◆ **TASK INPUT**
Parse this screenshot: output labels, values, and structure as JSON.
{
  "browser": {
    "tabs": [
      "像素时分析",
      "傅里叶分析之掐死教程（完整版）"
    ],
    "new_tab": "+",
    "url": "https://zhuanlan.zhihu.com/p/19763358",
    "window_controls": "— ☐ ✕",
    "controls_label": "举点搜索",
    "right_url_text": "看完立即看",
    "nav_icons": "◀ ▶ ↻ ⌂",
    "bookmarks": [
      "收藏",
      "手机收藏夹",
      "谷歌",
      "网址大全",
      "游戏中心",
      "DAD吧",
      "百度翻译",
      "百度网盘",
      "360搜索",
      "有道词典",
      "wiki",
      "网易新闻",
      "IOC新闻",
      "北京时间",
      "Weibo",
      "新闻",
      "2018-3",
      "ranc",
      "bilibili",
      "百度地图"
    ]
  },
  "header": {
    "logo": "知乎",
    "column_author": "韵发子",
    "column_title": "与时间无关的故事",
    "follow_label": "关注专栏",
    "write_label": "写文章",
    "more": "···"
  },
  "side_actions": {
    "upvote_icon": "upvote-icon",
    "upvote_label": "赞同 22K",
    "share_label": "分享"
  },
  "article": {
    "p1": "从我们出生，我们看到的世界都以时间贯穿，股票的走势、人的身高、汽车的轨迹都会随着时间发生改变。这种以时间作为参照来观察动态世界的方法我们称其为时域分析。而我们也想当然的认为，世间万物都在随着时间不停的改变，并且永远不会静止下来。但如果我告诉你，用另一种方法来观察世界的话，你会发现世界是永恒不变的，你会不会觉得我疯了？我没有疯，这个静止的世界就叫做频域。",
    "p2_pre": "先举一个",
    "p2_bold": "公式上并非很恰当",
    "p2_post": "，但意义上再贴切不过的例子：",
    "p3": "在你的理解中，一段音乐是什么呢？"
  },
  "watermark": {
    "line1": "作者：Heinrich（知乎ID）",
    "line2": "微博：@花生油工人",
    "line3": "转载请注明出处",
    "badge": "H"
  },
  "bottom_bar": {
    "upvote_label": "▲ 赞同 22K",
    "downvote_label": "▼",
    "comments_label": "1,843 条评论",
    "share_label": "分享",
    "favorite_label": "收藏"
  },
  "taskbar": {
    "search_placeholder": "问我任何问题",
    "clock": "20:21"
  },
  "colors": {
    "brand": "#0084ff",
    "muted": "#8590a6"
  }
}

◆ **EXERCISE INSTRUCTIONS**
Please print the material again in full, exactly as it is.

◆ **REPLY**
Parse this screenshot: output labels, values, and structure as JSON.
{
  "browser": {
    "tabs": [
      "像素时分析",
      "傅里叶分析之掐死教程（完整版）"
    ],
    "new_tab": "+",
    "url": "https://zhuanlan.zhihu.com/p/19763358",
    "window_controls": "— ☐ ✕",
    "controls_label": "举点搜索",
    "right_url_text": "看完立即看",
    "nav_icons": "◀ ▶ ↻ ⌂",
    "bookmarks": [
      "收藏",
      "手机收藏夹",
      "谷歌",
      "网址大全",
      "游戏中心",
      "DAD吧",
      "百度翻译",
      "百度网盘",
      "360搜索",
      "有道词典",
      "wiki",
      "网易新闻",
      "IOC新闻",
      "北京时间",
      "Weibo",
      "新闻",
      "2018-3",
      "ranc",
      "bilibili",
      "百度地图"
    ]
  },
  "header": {
    "logo": "知乎",
    "column_author": "韵发子",
    "column_title": "与时间无关的故事",
    "follow_label": "关注专栏",
    "write_label": "写文章",
    "more": "···"
  },
  "side_actions": {
    "upvote_icon": "upvote-icon",
    "upvote_label": "赞同 22K",
    "share_label": "分享"
  },
  "article": {
    "p1": "从我们出生，我们看到的世界都以时间贯穿，股票的走势、人的身高、汽车的轨迹都会随着时间发生改变。这种以时间作为参照来观察动态世界的方法我们称其为时域分析。而我们也想当然的认为，世间万物都在随着时间不停的改变，并且永远不会静止下来。但如果我告诉你，用另一种方法来观察世界的话，你会发现世界是永恒不变的，你会不会觉得我疯了？我没有疯，这个静止的世界就叫做频域。",
    "p2_pre": "先举一个",
    "p2_bold": "公式上并非很恰当",
    "p2_post": "，但意义上再贴切不过的例子：",
    "p3": "在你的理解中，一段音乐是什么呢？"
  },
  "watermark": {
    "line1": "作者：Heinrich（知乎ID）",
    "line2": "微博：@花生油工人",
    "line3": "转载请注明出处",
    "badge": "H"
  },
  "bottom_bar": {
    "upvote_label": "▲ 赞同 22K",
    "downvote_label": "▼",
    "comments_label": "1,843 条评论",
    "share_label": "分享",
    "favorite_label": "收藏"
  },
  "taskbar": {
    "search_placeholder": "问我任何问题",
    "clock": "20:21"
  },
  "colors": {
    "brand": "#0084ff",
    "muted": "#8590a6"
  }
}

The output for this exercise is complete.